Culver Blvd. Will Get A Makeover
A section of Culver Boulevard between Sepulveda Boulevard and Elenda Street is going to get a makeover, with bike path improvements, median landscaping, new lighting, bio-swales, and new turn lanes.
The Culver City Department of Public Works held a community meeting on Tuesday to discuss proposed changes to this section of Culver Boulevard. In attendance were Public Works Charles Herbertson and other city engineers, and staff from the firm of Kimley-Horn and Associates, the design firm on the project.
"There's a lot of history behind this project," said Herbertson. He explained that the meeting's purpose was to find out what the community's thoughts were. "It's not a done deal. The concept is for your input."
In fact, the plan to realign Culver Boulevard was first discussed all the way back in the 1980s. The plan stayed dormant, said Herbertson, because of expenses.
"But we've pieced together a number of funding sources," he added. These include two million from a 2005 federal transportation bill, three million from Los Angeles, and two million from Culver City mitigation funds.
Anticipating that some might want to know why such funds can't be used for other important civic improvements, Herbertson noted that these funds must be used only for the Culver realignment project because that is the project they were allocated for.
A representative from Kimley-Horn showed the community members a video simulation of an aerial "drive" along the section of Culver that will be realigned. The video displayed both "before" and "after" views of the street.
Going east from Sepulveda, the aerial ride showed the bike path and pedestrian walkway in a median that will divide "Little Culver" on the north side of the street from "Big Culver" on the south side. A frontage road will run on the south side.
Passing Commonwealth and Arvee going east, Little Culver will have parking on one side and the frontage road will be one-way with parking.
There will be a full red light stop at the Culver-Huron Avenue intersection.
Also at Huron, there will be a "U-turn" lane in both directions.
At Elenda Street, there will be a left-turn lane from Culver and an existing bus stop will be left in place.
A bus stop at Culver and Harter Avenue may be removed to allow for parking realignment. The removal will depend on the extent of usage of the bus stop, which reportedly is low. (There are also stops at Sepulveda and Elenda).

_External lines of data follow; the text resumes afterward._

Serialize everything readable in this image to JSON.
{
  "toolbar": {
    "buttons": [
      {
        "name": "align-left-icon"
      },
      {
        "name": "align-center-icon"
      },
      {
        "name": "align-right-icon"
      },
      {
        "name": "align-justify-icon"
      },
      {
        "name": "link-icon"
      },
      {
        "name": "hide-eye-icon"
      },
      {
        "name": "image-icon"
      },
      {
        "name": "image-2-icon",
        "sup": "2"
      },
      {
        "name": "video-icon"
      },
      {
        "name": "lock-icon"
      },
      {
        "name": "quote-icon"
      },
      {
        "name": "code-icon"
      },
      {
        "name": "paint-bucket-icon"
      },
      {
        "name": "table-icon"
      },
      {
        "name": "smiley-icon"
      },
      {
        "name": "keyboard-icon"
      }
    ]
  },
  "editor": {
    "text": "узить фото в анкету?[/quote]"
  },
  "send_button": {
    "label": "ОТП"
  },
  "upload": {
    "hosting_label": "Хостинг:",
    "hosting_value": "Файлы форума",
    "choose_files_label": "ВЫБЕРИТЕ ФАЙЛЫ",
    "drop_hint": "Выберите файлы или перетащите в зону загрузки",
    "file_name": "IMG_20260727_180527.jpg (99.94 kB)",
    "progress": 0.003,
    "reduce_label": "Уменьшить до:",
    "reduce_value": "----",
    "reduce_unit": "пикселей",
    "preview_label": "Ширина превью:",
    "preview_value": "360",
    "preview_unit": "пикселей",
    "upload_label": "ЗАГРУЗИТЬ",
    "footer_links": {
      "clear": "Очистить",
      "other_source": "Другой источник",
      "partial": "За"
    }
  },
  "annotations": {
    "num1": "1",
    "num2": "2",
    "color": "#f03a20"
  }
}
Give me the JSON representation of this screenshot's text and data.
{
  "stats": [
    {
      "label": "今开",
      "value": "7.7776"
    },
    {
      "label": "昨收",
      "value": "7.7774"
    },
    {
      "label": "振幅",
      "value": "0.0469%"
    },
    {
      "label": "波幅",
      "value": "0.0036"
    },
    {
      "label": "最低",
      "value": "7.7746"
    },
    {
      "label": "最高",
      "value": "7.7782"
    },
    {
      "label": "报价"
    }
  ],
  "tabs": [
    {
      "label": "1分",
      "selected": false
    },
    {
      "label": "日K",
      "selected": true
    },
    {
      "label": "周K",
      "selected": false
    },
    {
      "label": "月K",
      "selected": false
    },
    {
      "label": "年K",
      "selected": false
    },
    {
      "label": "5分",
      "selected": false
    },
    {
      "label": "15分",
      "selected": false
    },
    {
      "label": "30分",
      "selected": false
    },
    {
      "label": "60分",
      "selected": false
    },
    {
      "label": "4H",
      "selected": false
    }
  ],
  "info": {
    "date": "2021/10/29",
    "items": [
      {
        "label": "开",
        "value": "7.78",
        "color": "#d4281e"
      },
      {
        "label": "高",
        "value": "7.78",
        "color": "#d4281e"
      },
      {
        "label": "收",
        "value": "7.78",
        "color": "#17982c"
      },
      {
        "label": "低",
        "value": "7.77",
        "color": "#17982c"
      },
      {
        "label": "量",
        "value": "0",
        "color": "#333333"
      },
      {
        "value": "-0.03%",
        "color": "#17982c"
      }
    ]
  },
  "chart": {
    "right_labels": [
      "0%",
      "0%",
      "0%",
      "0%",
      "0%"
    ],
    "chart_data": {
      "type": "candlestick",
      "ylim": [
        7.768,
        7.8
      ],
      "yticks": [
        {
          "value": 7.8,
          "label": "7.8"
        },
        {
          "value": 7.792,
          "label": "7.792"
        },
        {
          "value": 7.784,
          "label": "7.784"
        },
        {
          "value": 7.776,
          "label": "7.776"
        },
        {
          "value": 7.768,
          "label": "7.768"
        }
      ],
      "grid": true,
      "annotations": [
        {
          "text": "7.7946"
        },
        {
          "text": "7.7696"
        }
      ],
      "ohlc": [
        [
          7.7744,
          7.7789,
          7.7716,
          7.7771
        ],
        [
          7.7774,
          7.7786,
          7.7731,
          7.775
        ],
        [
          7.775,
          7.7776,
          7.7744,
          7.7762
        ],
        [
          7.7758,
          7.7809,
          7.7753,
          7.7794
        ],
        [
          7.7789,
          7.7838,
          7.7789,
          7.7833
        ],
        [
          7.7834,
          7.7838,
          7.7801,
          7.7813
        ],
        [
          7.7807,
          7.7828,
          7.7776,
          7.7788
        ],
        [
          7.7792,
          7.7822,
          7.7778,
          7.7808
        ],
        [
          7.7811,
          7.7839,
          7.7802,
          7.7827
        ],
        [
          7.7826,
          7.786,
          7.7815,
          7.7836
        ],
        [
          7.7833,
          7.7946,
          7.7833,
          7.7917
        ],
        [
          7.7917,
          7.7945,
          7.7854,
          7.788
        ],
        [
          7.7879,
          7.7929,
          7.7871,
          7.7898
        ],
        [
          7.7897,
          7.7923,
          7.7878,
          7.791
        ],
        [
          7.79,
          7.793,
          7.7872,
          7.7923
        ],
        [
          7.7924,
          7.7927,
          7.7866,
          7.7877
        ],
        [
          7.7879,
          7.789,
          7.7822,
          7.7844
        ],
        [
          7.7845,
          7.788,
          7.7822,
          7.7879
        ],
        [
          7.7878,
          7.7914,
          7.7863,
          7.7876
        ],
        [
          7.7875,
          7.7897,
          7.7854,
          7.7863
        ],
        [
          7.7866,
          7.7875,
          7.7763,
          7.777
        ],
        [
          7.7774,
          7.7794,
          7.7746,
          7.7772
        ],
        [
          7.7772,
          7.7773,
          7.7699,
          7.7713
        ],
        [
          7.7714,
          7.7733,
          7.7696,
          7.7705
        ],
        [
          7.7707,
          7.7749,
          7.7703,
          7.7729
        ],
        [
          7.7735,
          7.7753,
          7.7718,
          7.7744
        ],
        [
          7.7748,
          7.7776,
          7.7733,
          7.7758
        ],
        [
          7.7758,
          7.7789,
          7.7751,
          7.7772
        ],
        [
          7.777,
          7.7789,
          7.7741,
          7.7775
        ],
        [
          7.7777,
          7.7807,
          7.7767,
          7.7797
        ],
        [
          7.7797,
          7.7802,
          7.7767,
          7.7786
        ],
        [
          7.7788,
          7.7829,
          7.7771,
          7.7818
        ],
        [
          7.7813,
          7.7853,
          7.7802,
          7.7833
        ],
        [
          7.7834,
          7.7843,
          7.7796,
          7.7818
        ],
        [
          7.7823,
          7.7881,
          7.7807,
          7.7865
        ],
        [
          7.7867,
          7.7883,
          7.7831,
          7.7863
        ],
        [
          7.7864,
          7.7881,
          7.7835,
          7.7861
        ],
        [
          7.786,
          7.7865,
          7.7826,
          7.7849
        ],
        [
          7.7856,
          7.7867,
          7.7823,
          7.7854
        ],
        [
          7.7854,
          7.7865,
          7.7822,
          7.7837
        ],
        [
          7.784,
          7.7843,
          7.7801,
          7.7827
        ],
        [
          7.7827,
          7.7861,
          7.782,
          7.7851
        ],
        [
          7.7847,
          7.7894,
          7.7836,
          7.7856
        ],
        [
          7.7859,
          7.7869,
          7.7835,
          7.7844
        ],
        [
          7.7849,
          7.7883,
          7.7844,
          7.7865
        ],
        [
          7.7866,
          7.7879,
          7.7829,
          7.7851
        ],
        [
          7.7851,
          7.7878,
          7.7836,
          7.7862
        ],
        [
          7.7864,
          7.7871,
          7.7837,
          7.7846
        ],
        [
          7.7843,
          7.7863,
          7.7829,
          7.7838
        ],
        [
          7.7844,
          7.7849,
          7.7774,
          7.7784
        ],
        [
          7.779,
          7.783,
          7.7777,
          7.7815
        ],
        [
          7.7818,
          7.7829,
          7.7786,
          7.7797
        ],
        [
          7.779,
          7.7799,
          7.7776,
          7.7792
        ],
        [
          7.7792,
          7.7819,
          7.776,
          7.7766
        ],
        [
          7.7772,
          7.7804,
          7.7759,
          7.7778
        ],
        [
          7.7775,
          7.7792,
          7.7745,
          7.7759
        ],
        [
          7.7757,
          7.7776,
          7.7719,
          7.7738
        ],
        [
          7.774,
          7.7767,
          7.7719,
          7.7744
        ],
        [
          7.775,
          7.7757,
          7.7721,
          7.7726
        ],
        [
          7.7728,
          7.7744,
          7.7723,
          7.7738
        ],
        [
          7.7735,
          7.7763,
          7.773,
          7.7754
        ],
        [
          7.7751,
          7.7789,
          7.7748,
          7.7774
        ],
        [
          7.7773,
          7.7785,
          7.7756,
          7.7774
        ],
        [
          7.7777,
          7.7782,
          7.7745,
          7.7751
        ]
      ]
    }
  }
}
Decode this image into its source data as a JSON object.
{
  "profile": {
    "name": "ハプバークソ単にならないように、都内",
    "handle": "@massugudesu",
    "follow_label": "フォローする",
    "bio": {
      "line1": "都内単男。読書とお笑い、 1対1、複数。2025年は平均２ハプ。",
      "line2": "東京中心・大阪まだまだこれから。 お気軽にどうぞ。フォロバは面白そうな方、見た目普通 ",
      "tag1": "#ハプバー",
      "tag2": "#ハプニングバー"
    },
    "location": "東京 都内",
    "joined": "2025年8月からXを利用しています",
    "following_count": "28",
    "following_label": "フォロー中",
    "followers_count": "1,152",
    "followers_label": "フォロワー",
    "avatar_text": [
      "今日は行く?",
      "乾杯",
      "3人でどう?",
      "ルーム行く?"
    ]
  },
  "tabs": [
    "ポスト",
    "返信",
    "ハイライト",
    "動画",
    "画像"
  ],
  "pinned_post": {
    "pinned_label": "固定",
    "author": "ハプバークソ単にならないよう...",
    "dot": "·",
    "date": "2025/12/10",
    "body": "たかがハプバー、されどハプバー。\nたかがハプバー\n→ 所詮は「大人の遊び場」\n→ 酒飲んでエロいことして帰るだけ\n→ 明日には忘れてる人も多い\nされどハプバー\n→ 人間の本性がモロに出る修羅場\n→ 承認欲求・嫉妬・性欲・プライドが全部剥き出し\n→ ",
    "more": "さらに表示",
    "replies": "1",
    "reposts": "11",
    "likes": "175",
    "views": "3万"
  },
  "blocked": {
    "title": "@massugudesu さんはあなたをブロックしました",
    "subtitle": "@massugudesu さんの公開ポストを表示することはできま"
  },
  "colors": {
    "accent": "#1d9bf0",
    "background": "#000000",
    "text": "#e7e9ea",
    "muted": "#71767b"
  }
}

Intersections will have a "table top" format, in which the pavement height will be raised to the height of the existing curb.
Street lighting will be improved, with Culver having lighting in the median, enhanced lighting along Little Culver, and bike and pedestrian path access lighting.
There will be seating areas along the paths. Trees that are in place will be maintained; new drought-tolerant trees will be planted.
Some relics of the former Culver City Hall, currently scattered over the area, will be incorporated into the new street design, possibly into seating nodes.
Bio-swales, the curb structures used for water collection, may be installed. Santa Monica has successfully installed bio-swales on some streets and Culver City may work with the city of Santa Monica on this part of the project.
Community members had questions and comments regarding the turn lanes, the kinds of trees to be planted, and creating more separation between the bike path and pedestrian walkway so as to prevent accidents.
"The best part is the red light stop," said one community member. "It will slow traffic."
Someone asked if power lines on the street could be put underground to help the realignment.
"The lines along the street are distribution and transmission lines-coils" said Herbertson. "To put them underground would be very expensive. It's not within out budget."
Another resident asked about the timeline of the project and was told that it looks to begin in the summer of 2015 and go for nine to 12 months.
Herbertson and the other representatives reminded everyone that these plans are only proposals, subject to changes according to community feedback and other factors.
The project is scheduled to come before the City Council within the next few months.